• EXERCISE REQUIREMENTS:
Below are records. Find each line in them that holds the word "JSON" and copy it.

• EXERCISE MATERIALS:
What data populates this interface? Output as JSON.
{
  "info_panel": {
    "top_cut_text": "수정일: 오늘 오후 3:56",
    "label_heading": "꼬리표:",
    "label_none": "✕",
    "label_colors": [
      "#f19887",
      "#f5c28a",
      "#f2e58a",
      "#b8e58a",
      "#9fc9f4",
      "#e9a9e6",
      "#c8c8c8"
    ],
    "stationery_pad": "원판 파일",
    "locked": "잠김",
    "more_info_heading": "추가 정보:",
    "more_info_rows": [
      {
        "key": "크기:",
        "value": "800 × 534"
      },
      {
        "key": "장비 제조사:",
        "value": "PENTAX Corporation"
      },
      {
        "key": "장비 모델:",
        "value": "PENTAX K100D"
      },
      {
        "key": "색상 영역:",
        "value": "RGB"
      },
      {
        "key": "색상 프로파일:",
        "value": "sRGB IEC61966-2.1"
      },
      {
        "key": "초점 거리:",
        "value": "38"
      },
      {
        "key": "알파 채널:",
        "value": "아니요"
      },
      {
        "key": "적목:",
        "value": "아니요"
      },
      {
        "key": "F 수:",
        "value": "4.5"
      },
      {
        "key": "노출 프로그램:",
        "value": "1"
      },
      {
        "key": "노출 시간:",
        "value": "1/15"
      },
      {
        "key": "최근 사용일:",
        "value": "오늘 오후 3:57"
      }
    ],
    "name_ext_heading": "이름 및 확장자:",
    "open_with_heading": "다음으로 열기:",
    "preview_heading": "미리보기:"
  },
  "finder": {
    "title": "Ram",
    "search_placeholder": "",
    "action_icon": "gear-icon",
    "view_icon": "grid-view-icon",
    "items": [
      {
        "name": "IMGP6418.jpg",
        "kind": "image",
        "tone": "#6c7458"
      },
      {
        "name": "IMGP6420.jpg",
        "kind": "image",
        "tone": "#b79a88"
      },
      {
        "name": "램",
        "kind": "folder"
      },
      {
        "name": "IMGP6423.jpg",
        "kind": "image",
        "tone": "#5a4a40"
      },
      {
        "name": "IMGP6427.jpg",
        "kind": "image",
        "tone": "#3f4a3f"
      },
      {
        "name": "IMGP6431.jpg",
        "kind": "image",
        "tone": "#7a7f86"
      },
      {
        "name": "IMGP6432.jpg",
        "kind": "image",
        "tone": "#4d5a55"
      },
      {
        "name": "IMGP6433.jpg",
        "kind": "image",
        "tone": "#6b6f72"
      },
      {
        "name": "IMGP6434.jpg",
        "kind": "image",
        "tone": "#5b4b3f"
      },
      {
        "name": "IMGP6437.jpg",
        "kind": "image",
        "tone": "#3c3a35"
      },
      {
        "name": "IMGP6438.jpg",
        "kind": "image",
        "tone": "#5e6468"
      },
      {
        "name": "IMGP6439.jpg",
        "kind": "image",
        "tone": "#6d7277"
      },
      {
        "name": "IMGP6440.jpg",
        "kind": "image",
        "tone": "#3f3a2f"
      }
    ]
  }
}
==
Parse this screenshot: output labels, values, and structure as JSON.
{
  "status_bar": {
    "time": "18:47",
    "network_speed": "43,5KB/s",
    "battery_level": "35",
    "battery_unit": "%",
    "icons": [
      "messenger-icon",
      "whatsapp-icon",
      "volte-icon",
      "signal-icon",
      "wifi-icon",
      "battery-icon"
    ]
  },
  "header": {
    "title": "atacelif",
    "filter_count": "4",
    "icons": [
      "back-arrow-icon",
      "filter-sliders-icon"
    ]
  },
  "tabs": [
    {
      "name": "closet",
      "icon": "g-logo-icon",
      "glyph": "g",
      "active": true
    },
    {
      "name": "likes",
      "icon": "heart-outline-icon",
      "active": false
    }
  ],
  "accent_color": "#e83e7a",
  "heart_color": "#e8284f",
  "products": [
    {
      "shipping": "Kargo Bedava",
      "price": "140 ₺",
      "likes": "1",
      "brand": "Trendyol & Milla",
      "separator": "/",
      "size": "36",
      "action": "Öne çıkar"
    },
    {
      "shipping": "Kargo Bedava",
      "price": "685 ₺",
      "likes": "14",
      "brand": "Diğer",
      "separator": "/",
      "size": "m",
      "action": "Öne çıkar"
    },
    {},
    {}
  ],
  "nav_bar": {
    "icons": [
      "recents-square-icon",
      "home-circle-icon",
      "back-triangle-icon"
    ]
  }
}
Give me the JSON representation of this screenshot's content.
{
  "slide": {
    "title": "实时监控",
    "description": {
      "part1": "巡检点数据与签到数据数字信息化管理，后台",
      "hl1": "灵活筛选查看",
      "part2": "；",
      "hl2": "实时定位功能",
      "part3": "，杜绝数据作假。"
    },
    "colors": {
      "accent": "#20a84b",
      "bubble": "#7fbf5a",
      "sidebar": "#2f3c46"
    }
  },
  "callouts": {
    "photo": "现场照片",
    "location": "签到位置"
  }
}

• ANSWER SPACE:
What data populates this interface? Output as JSON.
Parse this screenshot: output labels, values, and structure as JSON.
Give me the JSON representation of this screenshot's content.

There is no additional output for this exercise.